Swiss-based global automation giant ABB is going to establish two new units in India at a cost of $20 million.
ABB Group President and Chief Executive Officer Fred Kindle said that one of these units, in Haridwar, will manufacture low voltage distribution electrical products, and the other, in Nashik, will make vacuum interrupters. The Haridwar unit is expected to be ready by the third quarter of this year, and the Nashik facility by early 2007, with each unit employing close to 400 people.
Over the past two years, ABB has set up manufacturing units in Bangalore, Vadodara, Nashik and Halol to expand its portfolio of products made in India. ABB's Indian operations are a global sourcing base for several products and components including high- and medium-voltage circuit breakers and magnetic actuators.
"ABB is firmly committed to growing its operations in India and our investment program for the country is on course. Half of our proposed investments have already been made, and the remaining will be done by early next year," said Kindle.
He said the Group's Indian subsidiary, ABB India, has already spent $50 million out of the $100 million investment that he had announced for Indian operations during his last visit to India in November 2004. "The balance, $50 million, would be spent by early 2007," he told reporters during a visit to ABB's local operations here.
Kindle said India is one of the fastest growing markets for the $20 billion ABB, and that a growing proportion of ABB's investments are being made here. "Nearly 10 percent of our capital expenditure of $500 million last year was made in India. This proportion could grow," he said.
Not wanting to be left out on the long list of global chief executives praising India's resources and the potential it holds, Kindle also said, "India is on the development runway, poised for takeoff. By overcoming its infrastructure challenges and unleashing its huge potential, India will take its rightful place in the emerging global economic order." He added that this century will be the Asian one.
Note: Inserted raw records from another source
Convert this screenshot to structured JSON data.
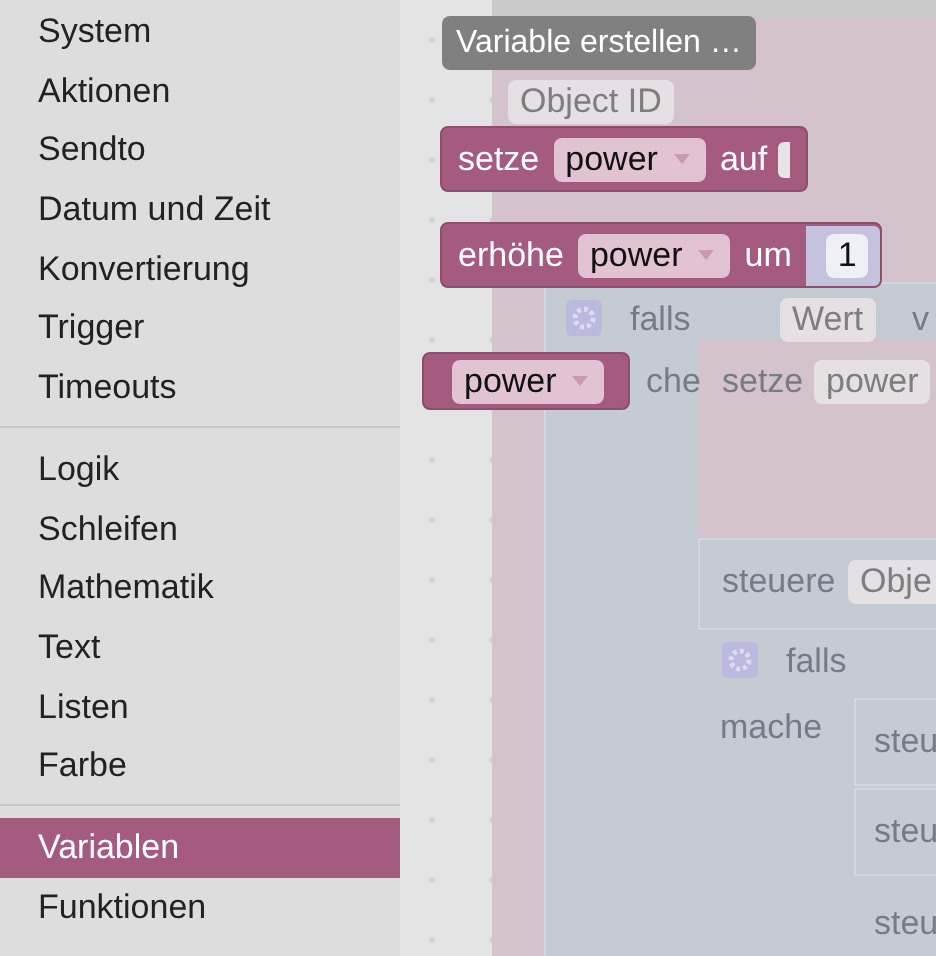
{
  "toolbox": {
    "groups": [
      {
        "items": [
          {
            "label": "System",
            "selected": false
          },
          {
            "label": "Aktionen",
            "selected": false
          },
          {
            "label": "Sendto",
            "selected": false
          },
          {
            "label": "Datum und Zeit",
            "selected": false
          },
          {
            "label": "Konvertierung",
            "selected": false
          },
          {
            "label": "Trigger",
            "selected": false
          },
          {
            "label": "Timeouts",
            "selected": false
          }
        ]
      },
      {
        "items": [
          {
            "label": "Logik",
            "selected": false
          },
          {
            "label": "Schleifen",
            "selected": false
          },
          {
            "label": "Mathematik",
            "selected": false
          },
          {
            "label": "Text",
            "selected": false
          },
          {
            "label": "Listen",
            "selected": false
          },
          {
            "label": "Farbe",
            "selected": false
          }
        ]
      },
      {
        "items": [
          {
            "label": "Variablen",
            "selected": true
          },
          {
            "label": "Funktionen",
            "selected": false
          }
        ]
      }
    ]
  },
  "flyout": {
    "create_button": "Variable erstellen …",
    "blocks": [
      {
        "kind": "set",
        "parts": [
          {
            "kind": "label",
            "text": "setze"
          },
          {
            "kind": "dropdown",
            "text": "power"
          },
          {
            "kind": "label",
            "text": "auf"
          }
        ]
      },
      {
        "kind": "set",
        "parts": [
          {
            "kind": "label",
            "text": "erhöhe"
          },
          {
            "kind": "dropdown",
            "text": "power"
          },
          {
            "kind": "label",
            "text": "um"
          },
          {
            "kind": "number",
            "text": "1"
          }
        ]
      },
      {
        "kind": "get",
        "parts": [
          {
            "kind": "dropdown",
            "text": "power"
          }
        ]
      }
    ]
  },
  "workspace": {
    "texts": [
      {
        "kind": "field",
        "text": "Object ID"
      },
      {
        "kind": "label",
        "text": "falls"
      },
      {
        "kind": "field",
        "text": "Wert"
      },
      {
        "kind": "label",
        "text": "v"
      },
      {
        "kind": "label",
        "text": "che"
      },
      {
        "kind": "label",
        "text": "setze"
      },
      {
        "kind": "field",
        "text": "power"
      },
      {
        "kind": "label",
        "text": "steuere"
      },
      {
        "kind": "field",
        "text": "Obje"
      },
      {
        "kind": "label",
        "text": "falls"
      },
      {
        "kind": "label",
        "text": "mache"
      },
      {
        "kind": "label",
        "text": "steu"
      },
      {
        "kind": "label",
        "text": "steu"
      },
      {
        "kind": "label",
        "text": "steu"
      }
    ]
  }
}
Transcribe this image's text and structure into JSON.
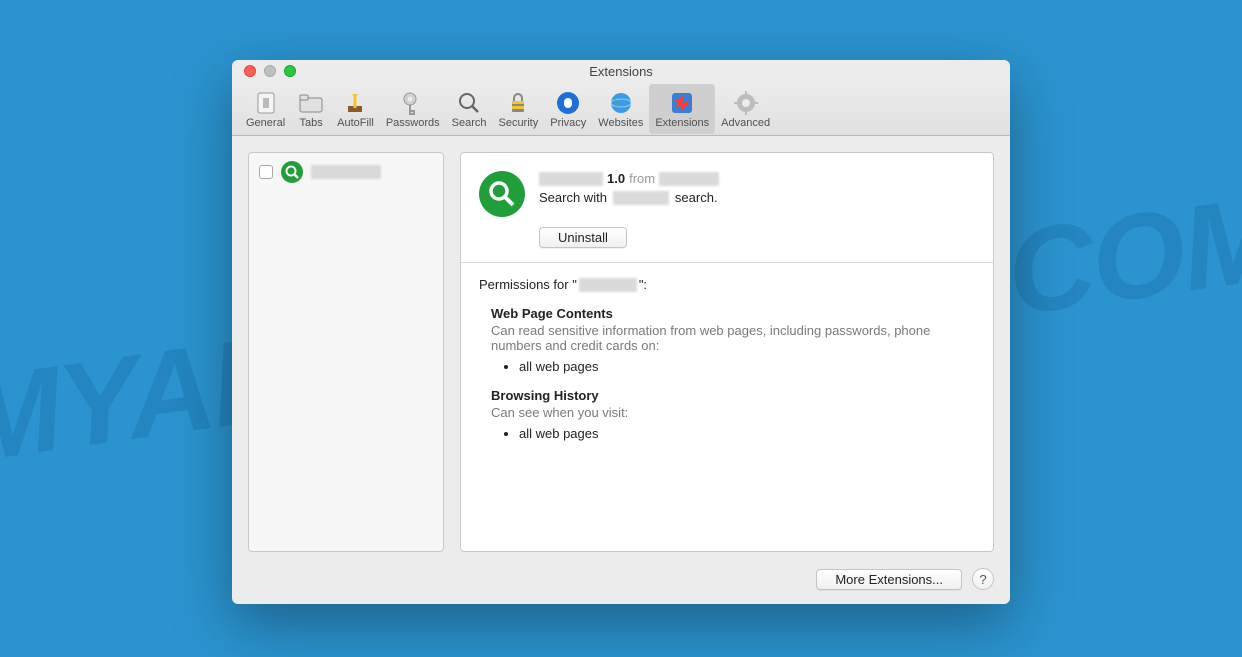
{
  "watermark": "MYANTISPYWARE.COM",
  "window": {
    "title": "Extensions"
  },
  "toolbar": {
    "items": [
      {
        "label": "General"
      },
      {
        "label": "Tabs"
      },
      {
        "label": "AutoFill"
      },
      {
        "label": "Passwords"
      },
      {
        "label": "Search"
      },
      {
        "label": "Security"
      },
      {
        "label": "Privacy"
      },
      {
        "label": "Websites"
      },
      {
        "label": "Extensions"
      },
      {
        "label": "Advanced"
      }
    ]
  },
  "extension": {
    "version": "1.0",
    "from_label": "from",
    "description_prefix": "Search with",
    "description_suffix": "search.",
    "uninstall_label": "Uninstall",
    "permissions_prefix": "Permissions for \"",
    "permissions_suffix": "\":",
    "perms": {
      "webcontent": {
        "title": "Web Page Contents",
        "desc": "Can read sensitive information from web pages, including passwords, phone numbers and credit cards on:",
        "items": [
          "all web pages"
        ]
      },
      "history": {
        "title": "Browsing History",
        "desc": "Can see when you visit:",
        "items": [
          "all web pages"
        ]
      }
    }
  },
  "footer": {
    "more_extensions": "More Extensions...",
    "help": "?"
  }
}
About the author
Uday Lal Pai is a freelance journalist based in India.